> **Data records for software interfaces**
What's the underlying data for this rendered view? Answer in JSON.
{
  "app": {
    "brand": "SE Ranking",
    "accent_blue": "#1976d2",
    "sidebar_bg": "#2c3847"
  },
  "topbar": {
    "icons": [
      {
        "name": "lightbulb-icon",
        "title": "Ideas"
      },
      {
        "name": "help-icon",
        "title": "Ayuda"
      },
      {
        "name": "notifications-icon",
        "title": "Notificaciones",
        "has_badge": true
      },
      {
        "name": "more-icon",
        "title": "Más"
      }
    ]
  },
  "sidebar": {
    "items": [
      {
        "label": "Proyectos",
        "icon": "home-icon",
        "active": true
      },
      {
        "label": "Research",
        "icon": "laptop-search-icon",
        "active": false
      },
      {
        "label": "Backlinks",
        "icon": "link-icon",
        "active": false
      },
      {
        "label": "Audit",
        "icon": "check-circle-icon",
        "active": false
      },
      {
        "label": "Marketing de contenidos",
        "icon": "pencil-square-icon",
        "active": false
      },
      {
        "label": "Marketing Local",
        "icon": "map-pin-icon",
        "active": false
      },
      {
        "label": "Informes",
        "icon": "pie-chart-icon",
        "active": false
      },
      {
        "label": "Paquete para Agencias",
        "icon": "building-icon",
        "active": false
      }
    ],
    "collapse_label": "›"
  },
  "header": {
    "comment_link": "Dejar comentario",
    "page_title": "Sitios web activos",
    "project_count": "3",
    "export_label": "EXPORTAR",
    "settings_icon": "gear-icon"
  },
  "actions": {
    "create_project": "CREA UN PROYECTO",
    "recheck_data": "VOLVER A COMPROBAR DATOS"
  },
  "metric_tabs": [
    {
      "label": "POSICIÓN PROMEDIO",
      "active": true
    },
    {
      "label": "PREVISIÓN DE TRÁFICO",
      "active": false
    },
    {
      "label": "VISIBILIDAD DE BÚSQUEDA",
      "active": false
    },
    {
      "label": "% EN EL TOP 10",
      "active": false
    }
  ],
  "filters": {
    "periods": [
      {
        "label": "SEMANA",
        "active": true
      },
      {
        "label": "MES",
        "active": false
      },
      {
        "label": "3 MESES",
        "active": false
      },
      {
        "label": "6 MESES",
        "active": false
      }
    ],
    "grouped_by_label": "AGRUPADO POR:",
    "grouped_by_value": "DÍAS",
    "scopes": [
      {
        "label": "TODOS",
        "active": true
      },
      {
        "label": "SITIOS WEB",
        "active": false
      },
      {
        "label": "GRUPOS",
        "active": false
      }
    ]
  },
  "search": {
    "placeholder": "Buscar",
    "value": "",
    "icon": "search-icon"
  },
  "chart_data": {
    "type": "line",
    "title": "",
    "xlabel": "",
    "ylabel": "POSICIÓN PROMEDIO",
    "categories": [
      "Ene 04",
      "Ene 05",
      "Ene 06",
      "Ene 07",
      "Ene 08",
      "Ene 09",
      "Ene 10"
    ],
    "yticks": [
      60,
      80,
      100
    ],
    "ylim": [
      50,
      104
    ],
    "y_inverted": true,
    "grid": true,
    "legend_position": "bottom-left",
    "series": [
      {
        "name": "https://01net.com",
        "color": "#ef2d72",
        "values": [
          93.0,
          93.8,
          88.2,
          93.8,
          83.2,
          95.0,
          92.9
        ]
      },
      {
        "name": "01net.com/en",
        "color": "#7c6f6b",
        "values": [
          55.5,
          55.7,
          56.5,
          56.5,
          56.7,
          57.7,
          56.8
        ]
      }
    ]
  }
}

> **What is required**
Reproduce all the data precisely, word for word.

> **Response**
What's the underlying data for this rendered view? Answer in JSON.
{
  "app": {
    "brand": "SE Ranking",
    "accent_blue": "#1976d2",
    "sidebar_bg": "#2c3847"
  },
  "topbar": {
    "icons": [
      {
        "name": "lightbulb-icon",
        "title": "Ideas"
      },
      {
        "name": "help-icon",
        "title": "Ayuda"
      },
      {
        "name": "notifications-icon",
        "title": "Notificaciones",
        "has_badge": true
      },
      {
        "name": "more-icon",
        "title": "Más"
      }
    ]
  },
  "sidebar": {
    "items": [
      {
        "label": "Proyectos",
        "icon": "home-icon",
        "active": true
      },
      {
        "label": "Research",
        "icon": "laptop-search-icon",
        "active": false
      },
      {
        "label": "Backlinks",
        "icon": "link-icon",
        "active": false
      },
      {
        "label": "Audit",
        "icon": "check-circle-icon",
        "active": false
      },
      {
        "label": "Marketing de contenidos",
        "icon": "pencil-square-icon",
        "active": false
      },
      {
        "label": "Marketing Local",
        "icon": "map-pin-icon",
        "active": false
      },
      {
        "label": "Informes",
        "icon": "pie-chart-icon",
        "active": false
      },
      {
        "label": "Paquete para Agencias",
        "icon": "building-icon",
        "active": false
      }
    ],
    "collapse_label": "›"
  },
  "header": {
    "comment_link": "Dejar comentario",
    "page_title": "Sitios web activos",
    "project_count": "3",
    "export_label": "EXPORTAR",
    "settings_icon": "gear-icon"
  },
  "actions": {
    "create_project": "CREA UN PROYECTO",
    "recheck_data": "VOLVER A COMPROBAR DATOS"
  },
  "metric_tabs": [
    {
      "label": "POSICIÓN PROMEDIO",
      "active": true
    },
    {
      "label": "PREVISIÓN DE TRÁFICO",
      "active": false
    },
    {
      "label": "VISIBILIDAD DE BÚSQUEDA",
      "active": false
    },
    {
      "label": "% EN EL TOP 10",
      "active": false
    }
  ],
  "filters": {
    "periods": [
      {
        "label": "SEMANA",
        "active": true
      },
      {
        "label": "MES",
        "active": false
      },
      {
        "label": "3 MESES",
        "active": false
      },
      {
        "label": "6 MESES",
        "active": false
      }
    ],
    "grouped_by_label": "AGRUPADO POR:",
    "grouped_by_value": "DÍAS",
    "scopes": [
      {
        "label": "TODOS",
        "active": true
      },
      {
        "label": "SITIOS WEB",
        "active": false
      },
      {
        "label": "GRUPOS",
        "active": false
      }
    ]
  },
  "search": {
    "placeholder": "Buscar",
    "value": "",
    "icon": "search-icon"
  },
  "chart_data": {
    "type": "line",
    "title": "",
    "xlabel": "",
    "ylabel": "POSICIÓN PROMEDIO",
    "categories": [
      "Ene 04",
      "Ene 05",
      "Ene 06",
      "Ene 07",
      "Ene 08",
      "Ene 09",
      "Ene 10"
    ],
    "yticks": [
      60,
      80,
      100
    ],
    "ylim": [
      50,
      104
    ],
    "y_inverted": true,
    "grid": true,
    "legend_position": "bottom-left",
    "series": [
      {
        "name": "https://01net.com",
        "color": "#ef2d72",
        "values": [
          93.0,
          93.8,
          88.2,
          93.8,
          83.2,
          95.0,
          92.9
        ]
      },
      {
        "name": "01net.com/en",
        "color": "#7c6f6b",
        "values": [
          55.5,
          55.7,
          56.5,
          56.5,
          56.7,
          57.7,
          56.8
        ]
      }
    ]
  }
}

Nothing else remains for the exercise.